"Mudik from one COVID-19-free city to another is OK, but mudik from areas affected by COVID-19 could cause the mudik travelers to spread the disease to other people. Since [the virus] is very contagious and dangerous, it means people who insist on going on mudik will have done something haram," MUI secretary-general Anwar Abbas said in a statement on Friday.

"There's a hadith that says going to pandemic-affected areas or leaving them is forbidden. Breaking religious rules and medical protocols is clearly dangerous and could endanger one’s own life as well as other people," he said.

Anwar Abbas said the declaration was not a fatwa (religious order by a Muslim leader), but instead his personal opinion after consulting the Quran, the hadith, and other fatwas issued by the MUI.
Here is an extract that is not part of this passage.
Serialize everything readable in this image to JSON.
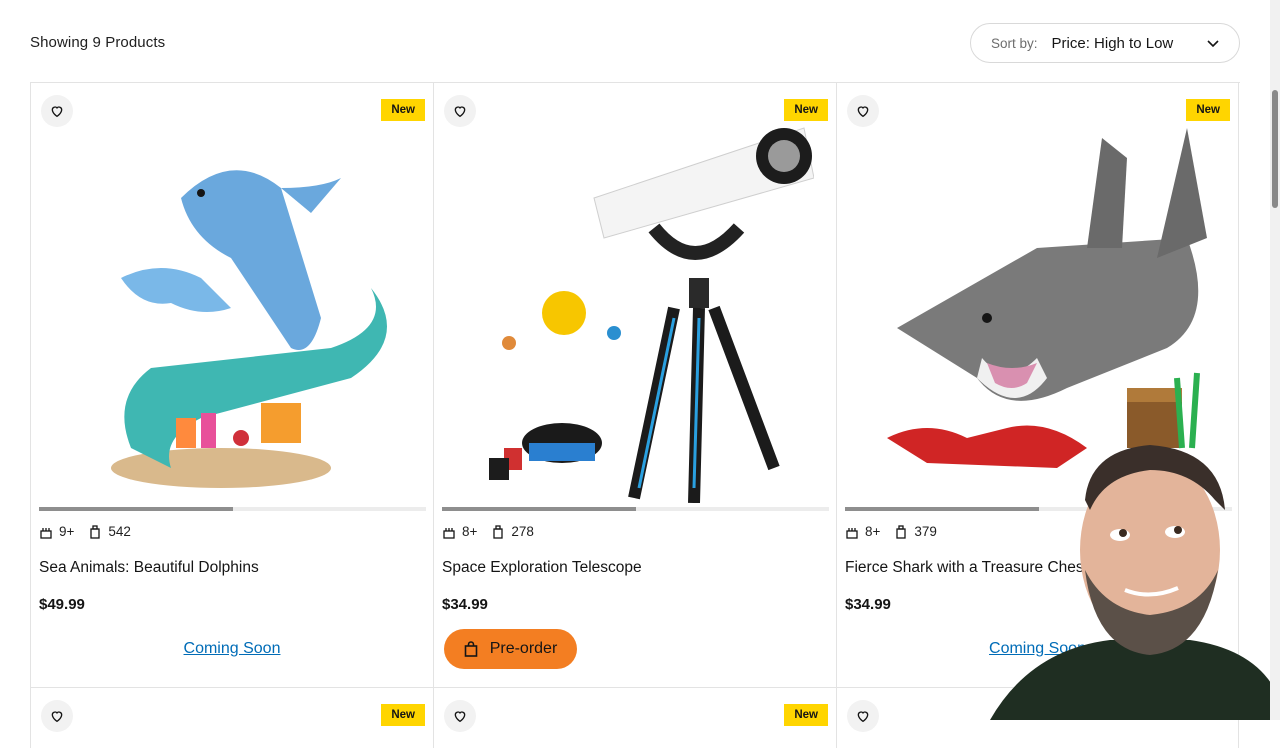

Annually, some 20 million people from Greater Jakarta travel to their hometowns to celebrate Idul Fitri.

Despite the fact that Greater Jakarta is the epicenter of the COVID-19 pandemic in the country, President Joko “Jokowi” Widodo has decided not to impose a ban on mudik for economic reasons.

“[The President] underlines that there is no official ban on people going mudik during the 2020 Idul Fitri holiday period. The travelers, however, must self-isolate for 14 days, will be treated as people under monitoring [ODP], as per the World Health Organization protocol and will be observed by their respective local administrations,” presidential spokesman Fadjroel Rachman said in a statement on Thursday, shortly after a speech by the President on the matter.

Thousands of people from Greater Jakarta have already gone on mudik as they have been deprived of their livelihood due to large-scale physical distancing policies.

Several regional leaders have discouraged mudik from Greater Jakarta due to concerns about a possible explosion of coronavirus cases throughout the country in the wake of the exodus.

On Thursday, West Java Governor Ridwan Kamil posted on Facebook a news story about a 72-year-old stroke patient from Ciamis who tested positive for COVID-19 after having contact with his child, who had come from virus-stricken Jakarta.

“This story is one of many cases of parents in West Java who become COVID-19 positive after being visited by their children or relatives who are unaware that they are carrying the virus to their hometowns,” he said. “Restrain yourselves and love your parents. Don’t go home now.”

Central Java Governor Ganjar Pranowo has urged residents working in Jakarta not to return home and has demanded residents of the province not to go to the capital city.

“Stay at home unless it's very urgent. And please end the stigma against COVID-19 patients. They need our prayers and support,” he said.